"The punch stations, slightly modified from standard IBM reproducer components, punched two round sprocket holes at the edges, and 78(!) regular IBM rectangular holes in between. The sprockets drove the tape one line at a time, and drives under separate program control fed the fresh or pre-punched tape under ten 78-brush reading stations. The tapes hanging down could lengthen and shorten, and for program tapes and the table lookup unit we cemented the tape end-to-end into short loops (yes, someone had had to provide the jig). There were three of these monsters at the end of the machine room.

"Up to 36 of the fixed-length tape loops could be mounted on the separate table-lookup unit, which in later years was also sometimes used for program reading. For the lunar calculation, I used 24 loops to make lookup time as short as possible, and we got programming from the main tape readers."

"The SSEC tape drive [above] consisted of a four hundred pound reel of card stock which had to be lifted with a chain hoist. It is sliced, unlike the average roll of card stock, to the length of the punch card rather than to the width. In other words, it is eighty columns wide. It passes through a punch unit in the square box at the upper left and is punched with two round sprocket holes and up to seventy-eight conventional IBM rectangular holes. One line of this punching constitutes a line of instructions or data. It could then go to as many as desired of the succeeding ten stations or loops used as subroutines. Sixteen feet high racks of wire contact relays (equivalent of what we would call core or central memory) were behind the scenes. The electronic memory in the arithmetic unit was only a few words, since the tapes were used as input and longterm memory devices." (This paragraph, also by Herb Grosch, is from a Computer Museum lecture given October 22, 1982.)

The following picture and text are from Eckert's 1948 Scientific Monthly article [83]:
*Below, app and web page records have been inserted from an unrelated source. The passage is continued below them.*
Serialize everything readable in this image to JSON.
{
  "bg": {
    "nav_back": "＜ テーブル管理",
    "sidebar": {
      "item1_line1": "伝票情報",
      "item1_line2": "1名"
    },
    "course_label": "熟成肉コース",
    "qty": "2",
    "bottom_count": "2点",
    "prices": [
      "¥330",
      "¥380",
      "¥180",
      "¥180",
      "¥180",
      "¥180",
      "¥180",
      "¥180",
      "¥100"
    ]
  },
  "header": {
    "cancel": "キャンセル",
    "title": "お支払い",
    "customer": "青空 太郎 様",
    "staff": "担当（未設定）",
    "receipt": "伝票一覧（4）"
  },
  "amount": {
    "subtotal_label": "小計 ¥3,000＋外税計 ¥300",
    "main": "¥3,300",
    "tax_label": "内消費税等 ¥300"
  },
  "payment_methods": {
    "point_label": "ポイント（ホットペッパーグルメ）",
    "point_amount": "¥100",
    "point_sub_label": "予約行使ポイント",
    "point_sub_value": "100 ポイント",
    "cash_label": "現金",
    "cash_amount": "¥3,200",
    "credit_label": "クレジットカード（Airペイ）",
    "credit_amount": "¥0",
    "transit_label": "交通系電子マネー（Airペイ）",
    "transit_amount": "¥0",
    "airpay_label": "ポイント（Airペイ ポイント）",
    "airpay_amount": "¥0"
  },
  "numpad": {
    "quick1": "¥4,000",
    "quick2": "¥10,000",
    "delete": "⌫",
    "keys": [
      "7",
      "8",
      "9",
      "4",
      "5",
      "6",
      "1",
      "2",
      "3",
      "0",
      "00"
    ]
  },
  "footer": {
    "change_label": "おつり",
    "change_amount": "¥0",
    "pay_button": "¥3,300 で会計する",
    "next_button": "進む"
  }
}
Punched tape
Photo: [83]. Fig 9: Punched tape. One line (vertical) permits storage of 19-digit number.
"Storage for 20,0000 20-digit numbers is provided in the form of punched tapes, each line on a tape corresponding to one number (Fig.9). There are 3 punching units and 66 reading units; the punching, selection, and moving of the tapes are all controlled electromagnetically. ... Thirty tape-reading units are associated with the 3 punches, so that a number recorded by the punch may be read back later as it passes the successive reading stations. Each punch is followed by 10 reading stations, or the tape from the first may pass to all 30 reading stations. Each reader can handle either continous tape or closed loops. Thirty-six other tape readers are associated with a searching mechanism, so that any desired data may be quickly located. This unit has a capacity of 100,000 digits, and a complete search may be made in an average time of 1 second. This unit is used for consulting large mathematical tables containing such data as sines, exponentials, cube roots, etc."
Columbia University Computing History Frank da Cruz / [email protected] This page created: May 2003 Last update: 1 April 2021